From the showman PT Barnum to Salvador Dali’s cookbook, we find out what inspires architectural foodsmith Sam Bompas as he dreams up increasingly outlandish flavour-based experiences.
What’s been keeping you busy?
The first thing is Alcoholic Architecture, our breathable cloud of gin and tonic. It has an albino python in the ladies bathroom and you can drink from a real human skull as well as breathing in this cloud of gin and tonic which intoxicates through the lungs and eyeballs. It’s a self initiated project – effectively an experiential marketing activity dressed up as a bar. There’s a compelling case within that for brands to do powerful experiential activity and actually make money rather than just a good way to spend their marketing budget.
Also, we have another agenda – our higher calling is to open the British Museum of Food [opening for three months from 23 October]. The problem with museums is they don’t make an awful lot of money, so we thought we would open a bar and cross-subsidise the museum with the bar revenue.
The first exhibition is an interactive journey along the alimentary canal in which you are the chewed up bolus of food and you go along the gastrointestinal tract in one of those awkward massage chairs you see at the airport. It’s trying to find that universal commonality between us relating to food, with the understanding that the gastrointestinal tract actually has more brain cells than the head of a cat, so you should really trust your gut feelings.

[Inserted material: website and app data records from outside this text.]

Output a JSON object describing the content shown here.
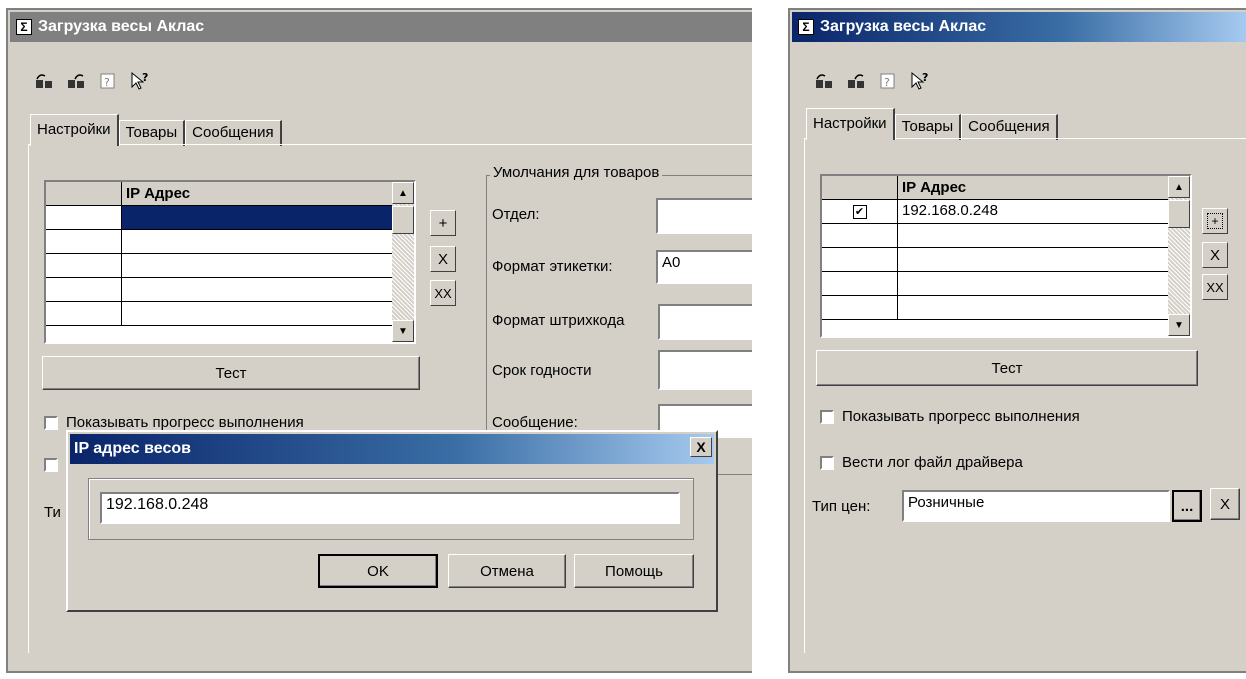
{
  "window": {
    "title": "Загрузка весы Аклас",
    "icon": "sigma-icon"
  },
  "toolbar": {
    "buttons": [
      "restore-icon",
      "save-icon",
      "help-icon",
      "whats-this-icon"
    ]
  },
  "tabs": [
    {
      "label": "Настройки",
      "active": true
    },
    {
      "label": "Товары",
      "active": false
    },
    {
      "label": "Сообщения",
      "active": false
    }
  ],
  "grid": {
    "column_ip": "IP Адрес",
    "left_rows": [
      "",
      "",
      "",
      "",
      ""
    ],
    "right_rows": [
      "192.168.0.248",
      "",
      "",
      "",
      ""
    ],
    "right_checked": [
      true,
      false,
      false,
      false,
      false
    ]
  },
  "row_buttons": {
    "add": "+",
    "delete": "X",
    "delete_all": "XX"
  },
  "test_button": "Тест",
  "checkboxes": {
    "show_progress": "Показывать прогресс выполнения",
    "driver_log": "Вести лог файл драйвера"
  },
  "price_type": {
    "label_left_partial": "Ти",
    "label": "Тип цен:",
    "value": "Розничные",
    "ellipsis": "...",
    "clear": "X"
  },
  "defaults": {
    "title": "Умолчания для товаров",
    "department": "Отдел:",
    "label_format": "Формат этикетки:",
    "label_format_value": "А0",
    "barcode_format": "Формат штрихкода",
    "shelf_life": "Срок годности",
    "message": "Сообщение:"
  },
  "dialog": {
    "title": "IP адрес весов",
    "close": "X",
    "ip_value": "192.168.0.248",
    "ok": "OK",
    "cancel": "Отмена",
    "help": "Помощь"
  }
}
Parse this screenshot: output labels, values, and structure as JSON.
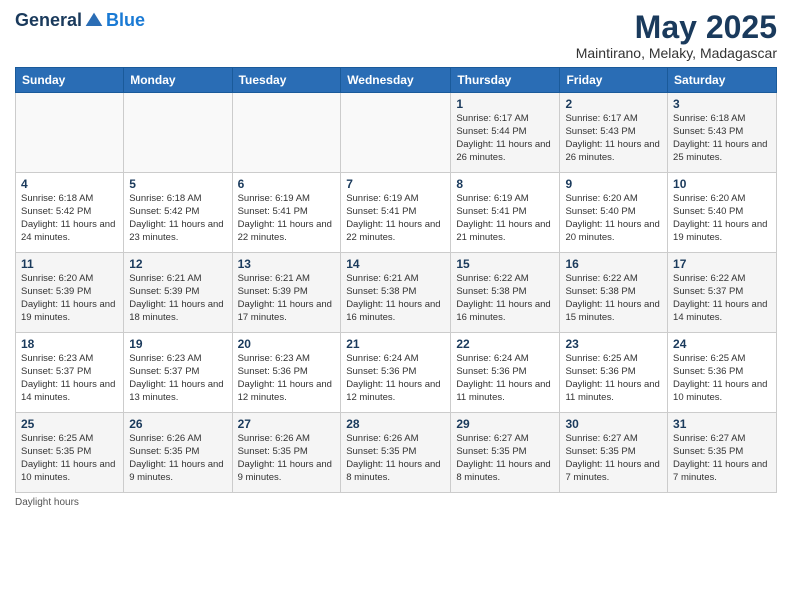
{
  "header": {
    "logo_general": "General",
    "logo_blue": "Blue",
    "title": "May 2025",
    "subtitle": "Maintirano, Melaky, Madagascar"
  },
  "calendar": {
    "days_of_week": [
      "Sunday",
      "Monday",
      "Tuesday",
      "Wednesday",
      "Thursday",
      "Friday",
      "Saturday"
    ],
    "weeks": [
      [
        {
          "day": "",
          "info": ""
        },
        {
          "day": "",
          "info": ""
        },
        {
          "day": "",
          "info": ""
        },
        {
          "day": "",
          "info": ""
        },
        {
          "day": "1",
          "info": "Sunrise: 6:17 AM\nSunset: 5:44 PM\nDaylight: 11 hours and 26 minutes."
        },
        {
          "day": "2",
          "info": "Sunrise: 6:17 AM\nSunset: 5:43 PM\nDaylight: 11 hours and 26 minutes."
        },
        {
          "day": "3",
          "info": "Sunrise: 6:18 AM\nSunset: 5:43 PM\nDaylight: 11 hours and 25 minutes."
        }
      ],
      [
        {
          "day": "4",
          "info": "Sunrise: 6:18 AM\nSunset: 5:42 PM\nDaylight: 11 hours and 24 minutes."
        },
        {
          "day": "5",
          "info": "Sunrise: 6:18 AM\nSunset: 5:42 PM\nDaylight: 11 hours and 23 minutes."
        },
        {
          "day": "6",
          "info": "Sunrise: 6:19 AM\nSunset: 5:41 PM\nDaylight: 11 hours and 22 minutes."
        },
        {
          "day": "7",
          "info": "Sunrise: 6:19 AM\nSunset: 5:41 PM\nDaylight: 11 hours and 22 minutes."
        },
        {
          "day": "8",
          "info": "Sunrise: 6:19 AM\nSunset: 5:41 PM\nDaylight: 11 hours and 21 minutes."
        },
        {
          "day": "9",
          "info": "Sunrise: 6:20 AM\nSunset: 5:40 PM\nDaylight: 11 hours and 20 minutes."
        },
        {
          "day": "10",
          "info": "Sunrise: 6:20 AM\nSunset: 5:40 PM\nDaylight: 11 hours and 19 minutes."
        }
      ],
      [
        {
          "day": "11",
          "info": "Sunrise: 6:20 AM\nSunset: 5:39 PM\nDaylight: 11 hours and 19 minutes."
        },
        {
          "day": "12",
          "info": "Sunrise: 6:21 AM\nSunset: 5:39 PM\nDaylight: 11 hours and 18 minutes."
        },
        {
          "day": "13",
          "info": "Sunrise: 6:21 AM\nSunset: 5:39 PM\nDaylight: 11 hours and 17 minutes."
        },
        {
          "day": "14",
          "info": "Sunrise: 6:21 AM\nSunset: 5:38 PM\nDaylight: 11 hours and 16 minutes."
        },
        {
          "day": "15",
          "info": "Sunrise: 6:22 AM\nSunset: 5:38 PM\nDaylight: 11 hours and 16 minutes."
        },
        {
          "day": "16",
          "info": "Sunrise: 6:22 AM\nSunset: 5:38 PM\nDaylight: 11 hours and 15 minutes."
        },
        {
          "day": "17",
          "info": "Sunrise: 6:22 AM\nSunset: 5:37 PM\nDaylight: 11 hours and 14 minutes."
        }
      ],
      [
        {
          "day": "18",
          "info": "Sunrise: 6:23 AM\nSunset: 5:37 PM\nDaylight: 11 hours and 14 minutes."
        },
        {
          "day": "19",
          "info": "Sunrise: 6:23 AM\nSunset: 5:37 PM\nDaylight: 11 hours and 13 minutes."
        },
        {
          "day": "20",
          "info": "Sunrise: 6:23 AM\nSunset: 5:36 PM\nDaylight: 11 hours and 12 minutes."
        },
        {
          "day": "21",
          "info": "Sunrise: 6:24 AM\nSunset: 5:36 PM\nDaylight: 11 hours and 12 minutes."
        },
        {
          "day": "22",
          "info": "Sunrise: 6:24 AM\nSunset: 5:36 PM\nDaylight: 11 hours and 11 minutes."
        },
        {
          "day": "23",
          "info": "Sunrise: 6:25 AM\nSunset: 5:36 PM\nDaylight: 11 hours and 11 minutes."
        },
        {
          "day": "24",
          "info": "Sunrise: 6:25 AM\nSunset: 5:36 PM\nDaylight: 11 hours and 10 minutes."
        }
      ],
      [
        {
          "day": "25",
          "info": "Sunrise: 6:25 AM\nSunset: 5:35 PM\nDaylight: 11 hours and 10 minutes."
        },
        {
          "day": "26",
          "info": "Sunrise: 6:26 AM\nSunset: 5:35 PM\nDaylight: 11 hours and 9 minutes."
        },
        {
          "day": "27",
          "info": "Sunrise: 6:26 AM\nSunset: 5:35 PM\nDaylight: 11 hours and 9 minutes."
        },
        {
          "day": "28",
          "info": "Sunrise: 6:26 AM\nSunset: 5:35 PM\nDaylight: 11 hours and 8 minutes."
        },
        {
          "day": "29",
          "info": "Sunrise: 6:27 AM\nSunset: 5:35 PM\nDaylight: 11 hours and 8 minutes."
        },
        {
          "day": "30",
          "info": "Sunrise: 6:27 AM\nSunset: 5:35 PM\nDaylight: 11 hours and 7 minutes."
        },
        {
          "day": "31",
          "info": "Sunrise: 6:27 AM\nSunset: 5:35 PM\nDaylight: 11 hours and 7 minutes."
        }
      ]
    ]
  },
  "footer": {
    "note": "Daylight hours"
  }
}
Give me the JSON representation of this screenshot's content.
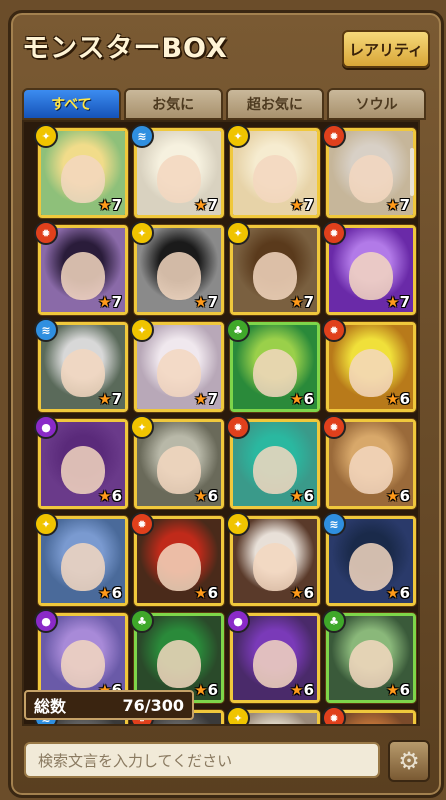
{
  "header": {
    "title": "モンスターBOX",
    "rarity_button": "レアリティ"
  },
  "tabs": [
    {
      "label": "すべて",
      "active": true
    },
    {
      "label": "お気に",
      "active": false
    },
    {
      "label": "超お気に",
      "active": false
    },
    {
      "label": "ソウル",
      "active": false
    }
  ],
  "colors": {
    "fire": "#e0401c",
    "water": "#2f8fe0",
    "wood": "#3fa82a",
    "light": "#f0c400",
    "dark": "#8a2ac8"
  },
  "monsters": [
    {
      "attr": "light",
      "stars": "7",
      "bg": "#8ec07a",
      "hair": "#f1dc8a"
    },
    {
      "attr": "water",
      "stars": "7",
      "bg": "#d9d2c0",
      "hair": "#f6f1df"
    },
    {
      "attr": "light",
      "stars": "7",
      "bg": "#e7d3a8",
      "hair": "#f6ecd0"
    },
    {
      "attr": "fire",
      "stars": "7",
      "bg": "#c6b69a",
      "hair": "#d8d0c6"
    },
    {
      "attr": "fire",
      "stars": "7",
      "bg": "#8a6aa8",
      "hair": "#2a1c3a"
    },
    {
      "attr": "light",
      "stars": "7",
      "bg": "#8a8a8a",
      "hair": "#1a1a1a"
    },
    {
      "attr": "light",
      "stars": "7",
      "bg": "#7a6040",
      "hair": "#5a3a1c"
    },
    {
      "attr": "fire",
      "stars": "7",
      "bg": "#6a2aa8",
      "hair": "#b27ae8"
    },
    {
      "attr": "water",
      "stars": "7",
      "bg": "#5a6a5a",
      "hair": "#d8d8d8"
    },
    {
      "attr": "light",
      "stars": "7",
      "bg": "#b8a8b8",
      "hair": "#f0e8ee"
    },
    {
      "attr": "wood",
      "stars": "6",
      "bg": "#2a8a3a",
      "hair": "#9ad04a"
    },
    {
      "attr": "fire",
      "stars": "6",
      "bg": "#b87a1a",
      "hair": "#f0e03a"
    },
    {
      "attr": "dark",
      "stars": "6",
      "bg": "#6a3a8a",
      "hair": "#5a2a7a"
    },
    {
      "attr": "light",
      "stars": "6",
      "bg": "#6a6a5a",
      "hair": "#b8b8a8"
    },
    {
      "attr": "fire",
      "stars": "6",
      "bg": "#3a9a8a",
      "hair": "#2ab8a0"
    },
    {
      "attr": "fire",
      "stars": "6",
      "bg": "#9a6a3a",
      "hair": "#d8a86a"
    },
    {
      "attr": "light",
      "stars": "6",
      "bg": "#4a6a9a",
      "hair": "#7a9ad0"
    },
    {
      "attr": "fire",
      "stars": "6",
      "bg": "#4a2a1a",
      "hair": "#c02a1a"
    },
    {
      "attr": "light",
      "stars": "6",
      "bg": "#5a3a2a",
      "hair": "#e8e0d8"
    },
    {
      "attr": "water",
      "stars": "6",
      "bg": "#2a3a6a",
      "hair": "#1a2a4a"
    },
    {
      "attr": "dark",
      "stars": "6",
      "bg": "#6a5aa8",
      "hair": "#a88ad8"
    },
    {
      "attr": "wood",
      "stars": "6",
      "bg": "#2a4a2a",
      "hair": "#2a8a3a"
    },
    {
      "attr": "dark",
      "stars": "6",
      "bg": "#4a2a6a",
      "hair": "#7a3ab8"
    },
    {
      "attr": "wood",
      "stars": "6",
      "bg": "#3a5a3a",
      "hair": "#8ab87a"
    },
    {
      "attr": "water",
      "stars": "",
      "bg": "#3a3a3a",
      "hair": "#6a6a6a"
    },
    {
      "attr": "fire",
      "stars": "",
      "bg": "#3a3a3a",
      "hair": "#6a6a6a"
    },
    {
      "attr": "light",
      "stars": "",
      "bg": "#9a8a7a",
      "hair": "#e8e0d0"
    },
    {
      "attr": "fire",
      "stars": "",
      "bg": "#7a4a2a",
      "hair": "#c8783a"
    }
  ],
  "footer": {
    "count_label": "総数",
    "count_value": "76/300",
    "search_placeholder": "検索文言を入力してください"
  }
}
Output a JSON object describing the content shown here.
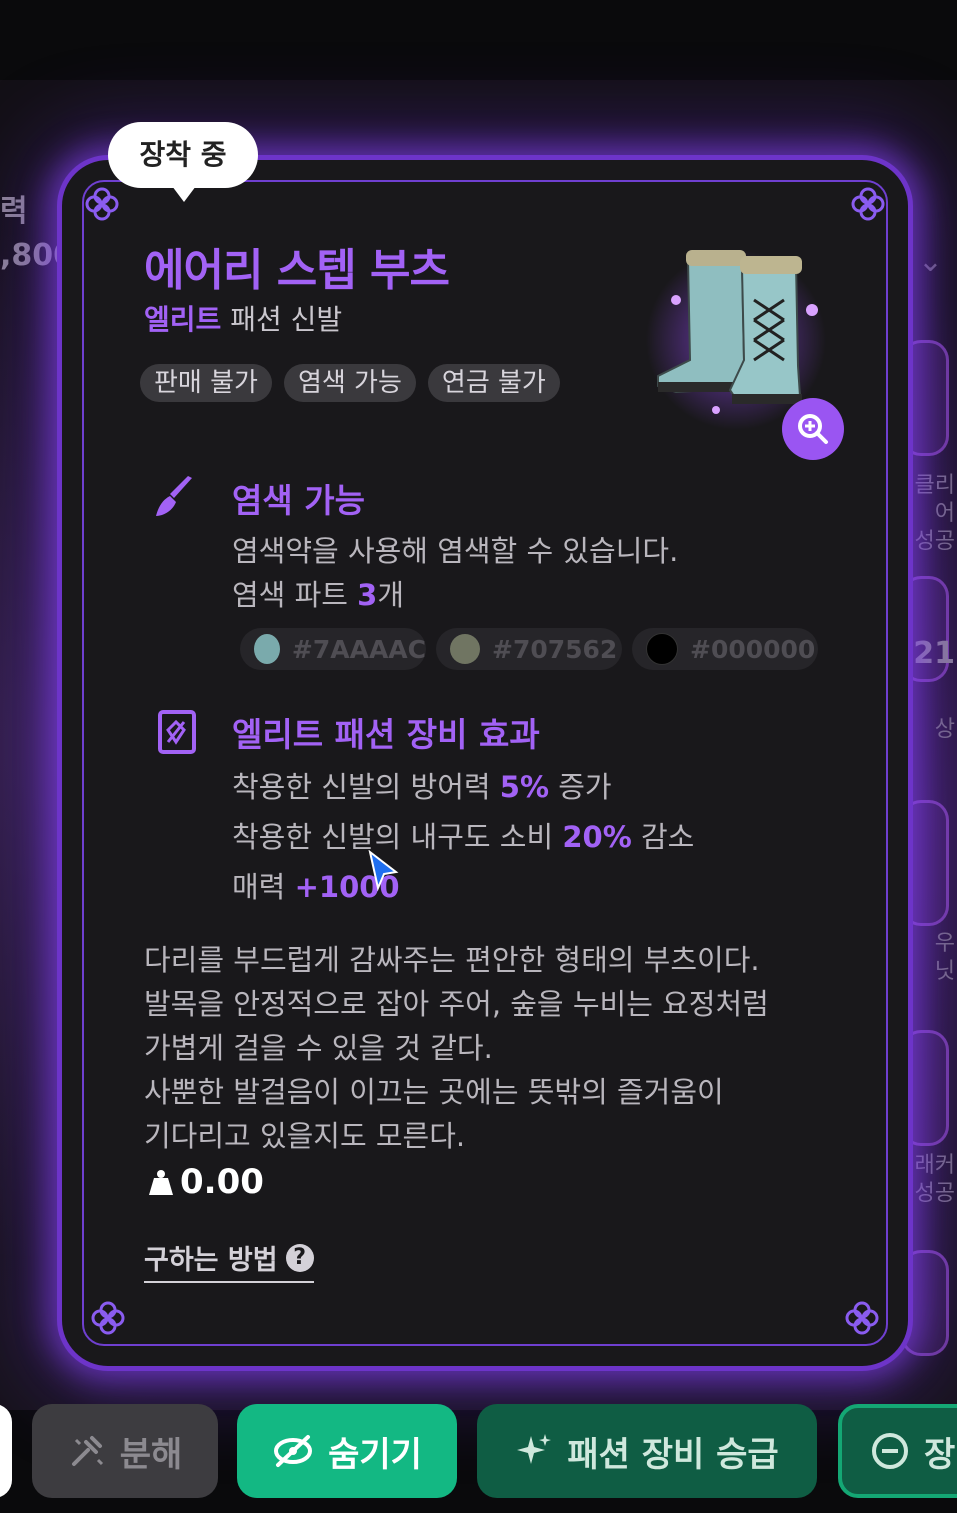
{
  "background": {
    "left_fragment_top": "력",
    "left_fragment_bottom": ",800",
    "right_fragments": [
      "클리어",
      "성공",
      "21",
      "상",
      "우",
      "닛",
      "래커",
      "성공"
    ]
  },
  "badge": {
    "label": "장착 중"
  },
  "item": {
    "name": "에어리 스텝 부츠",
    "grade": "엘리트",
    "category": "패션 신발",
    "tags": [
      "판매 불가",
      "염색 가능",
      "연금 불가"
    ],
    "image_icon": "boots-image",
    "zoom_icon": "zoom-in-icon"
  },
  "dye_section": {
    "icon": "brush-icon",
    "title": "염색 가능",
    "description": "염색약을 사용해 염색할 수 있습니다.",
    "parts_prefix": "염색 파트 ",
    "parts_count": "3",
    "parts_suffix": "개",
    "colors": [
      {
        "hex": "#7AAAAC",
        "swatch": "#7AAAAC"
      },
      {
        "hex": "#707562",
        "swatch": "#707562"
      },
      {
        "hex": "#000000",
        "swatch": "#000000"
      }
    ]
  },
  "effect_section": {
    "icon": "fashion-effect-icon",
    "title": "엘리트 패션 장비 효과",
    "lines": [
      {
        "prefix": "착용한 신발의 방어력 ",
        "value": "5%",
        "suffix": " 증가"
      },
      {
        "prefix": "착용한 신발의 내구도 소비 ",
        "value": "20%",
        "suffix": " 감소"
      },
      {
        "prefix": "매력 ",
        "value": "+1000",
        "suffix": ""
      }
    ]
  },
  "description_lines": [
    "다리를 부드럽게 감싸주는 편안한 형태의 부츠이다.",
    "발목을 안정적으로 잡아 주어, 숲을 누비는 요정처럼",
    "가볍게 걸을 수 있을 것 같다.",
    "사뿐한 발걸음이 이끄는 곳에는 뜻밖의 즐거움이",
    "기다리고 있을지도 모른다."
  ],
  "weight": {
    "icon": "weight-icon",
    "value": "0.00"
  },
  "how_to_obtain": {
    "label": "구하는 방법",
    "icon": "question-icon"
  },
  "buttons": {
    "disassemble": "분해",
    "hide": "숨기기",
    "upgrade": "패션 장비 승급",
    "unequip": "장"
  },
  "colors": {
    "accent_purple": "#A262F5",
    "glow_purple": "#6D34C9",
    "hide_green": "#13B883",
    "upgrade_green": "#0F5D44"
  }
}
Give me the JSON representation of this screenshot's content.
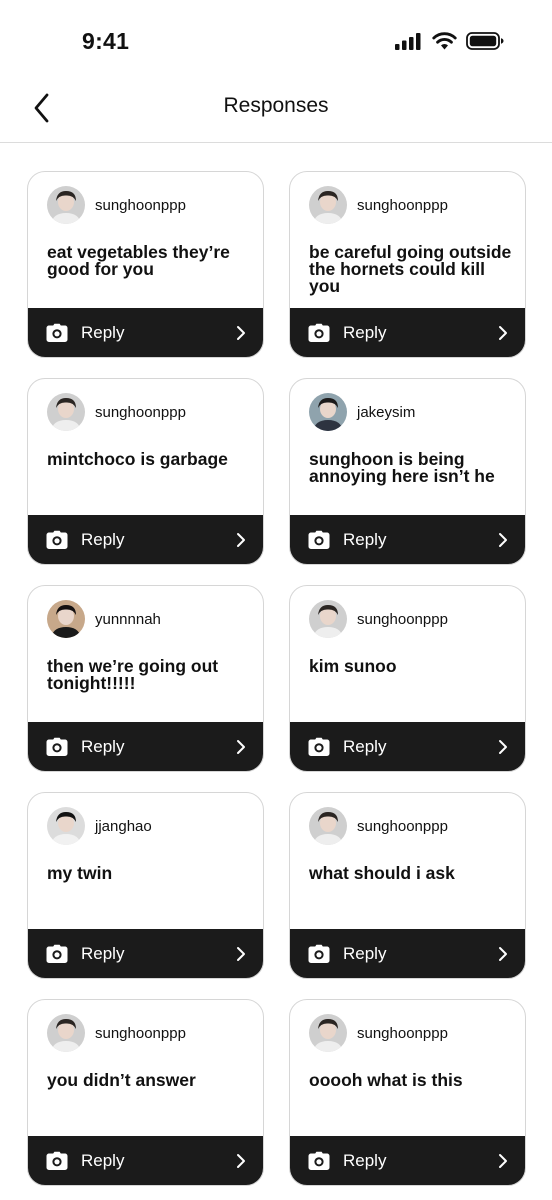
{
  "status_bar": {
    "time": "9:41"
  },
  "nav": {
    "title": "Responses"
  },
  "cards": [
    {
      "username": "sunghoonppp",
      "message": "eat vegetables they’re good for you",
      "avatar": "avatar-photo",
      "reply_label": "Reply"
    },
    {
      "username": "sunghoonppp",
      "message": "be careful going outside the hornets could kill you",
      "avatar": "avatar-photo",
      "reply_label": "Reply"
    },
    {
      "username": "sunghoonppp",
      "message": "mintchoco is garbage",
      "avatar": "avatar-photo",
      "reply_label": "Reply"
    },
    {
      "username": "jakeysim",
      "message": "sunghoon is being annoying here isn’t he",
      "avatar": "avatar-photo",
      "reply_label": "Reply"
    },
    {
      "username": "yunnnnah",
      "message": "then we’re going out tonight!!!!!",
      "avatar": "avatar-photo",
      "reply_label": "Reply"
    },
    {
      "username": "sunghoonppp",
      "message": "kim sunoo",
      "avatar": "avatar-photo",
      "reply_label": "Reply"
    },
    {
      "username": "jjanghao",
      "message": "my twin",
      "avatar": "avatar-photo",
      "reply_label": "Reply"
    },
    {
      "username": "sunghoonppp",
      "message": "what should i ask",
      "avatar": "avatar-photo",
      "reply_label": "Reply"
    },
    {
      "username": "sunghoonppp",
      "message": "you didn’t answer",
      "avatar": "avatar-photo",
      "reply_label": "Reply"
    },
    {
      "username": "sunghoonppp",
      "message": "ooooh what is this",
      "avatar": "avatar-photo",
      "reply_label": "Reply"
    }
  ],
  "icons": {
    "back": "chevron-left-icon",
    "camera": "camera-icon",
    "reply_chevron": "chevron-right-icon",
    "signal": "cellular-signal-icon",
    "wifi": "wifi-icon",
    "battery": "battery-icon"
  },
  "colors": {
    "reply_bar": "#1b1b1b",
    "card_border": "#d6d6d6",
    "background": "#ffffff",
    "text": "#111111"
  }
}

Who is your biggest inspiration?
I love the showmanship of PT Barnum, the fact he was able to take two mangy buffalo and turn that into a spectacle that attracted tens of thousands of people.
I’ve spent a lot of time in the work of Edward Bernays. I like his techniques rather than maybe his ethos as some of his work is pretty dark. To get more people to smoke Lucky Strike he made green the most fashionable colour of the season. He’s the chap that can be held responsible for persuading ladies to smoke at a time when they didn’t in public, by getting débutantes and linking smoking to the women’s rights movement by rebranding cigarettes as torches to freedom.
Where does your inspiration come from?
We have an epic gustatory library. I’ve got a network of antiquarian book dealers up and down the country so they come straight to me whenever they have anything really rather unusual – wondrous books like Sophia Loren’s cookbook or the White Trash Cookbook, which has surprisingly good photography. We’ve got Salvador Dali’s cookbook, which is bonkers and brilliant. All of this is go-to creativity for us whenever we start a project.
Which project do you wish you’d worked on?
I’d like to scale up some of the stuff we’ve done, such as cooking with lava – a banquet for 500 people for a sort of lava party including music acts duetting with seismic activity. You can use lava to do other things like heat hot tubs – it’s very exciting and looks like the apocalypse is happening as you do it.
Any gripes at the moment?
There are two words in the ad industry that make me angry – one which is brave. Asking if the client is going to be brave, is for me like asking if they’re going to spunk their money on something that’s probably inappropriate for them. It makes it sound like we’re selling snake oil where it’s not needed.
The other is creativity. We are constantly told, gosh you’re so creative. But I don’t come from a creative background. I studied geography and I used to work in financial marketing. There’s this strange enshrining of so-called creativity, which I think can be very hobbling for many people.
Creativity is something that can be taught, something you can learn very easily. Creatives in ad agencies actually don’t often make real things and it means that their creative vision is so divorced from the practical reality, so the results often aren’t that impressive or they’ve very abstract. If you’ve only got to make an advert, it doesn’t really have to be real.
How can marketing change the world?
I almost see brands now as the major patrons. You look back at some of the greatest artists throughout history and marvel at their skill and practice, and what we tend to forget is that they had patrons too, the power mongers of the day. Given that it’s the brands that now have the wealth to commission the work, I always look at brands to be those creative patrons. Perhaps in many years’ time that will be the work that remains as a testament to our culture. One of the things that’s wonderful is that brands are able to make things happen that make people’s lives delightful, which is wonderful.
Back Chat is a regular feature published at the back of The Drum's fortnightly print issue. This article was first published in the 14 October issue. Photography by Ben Ottewell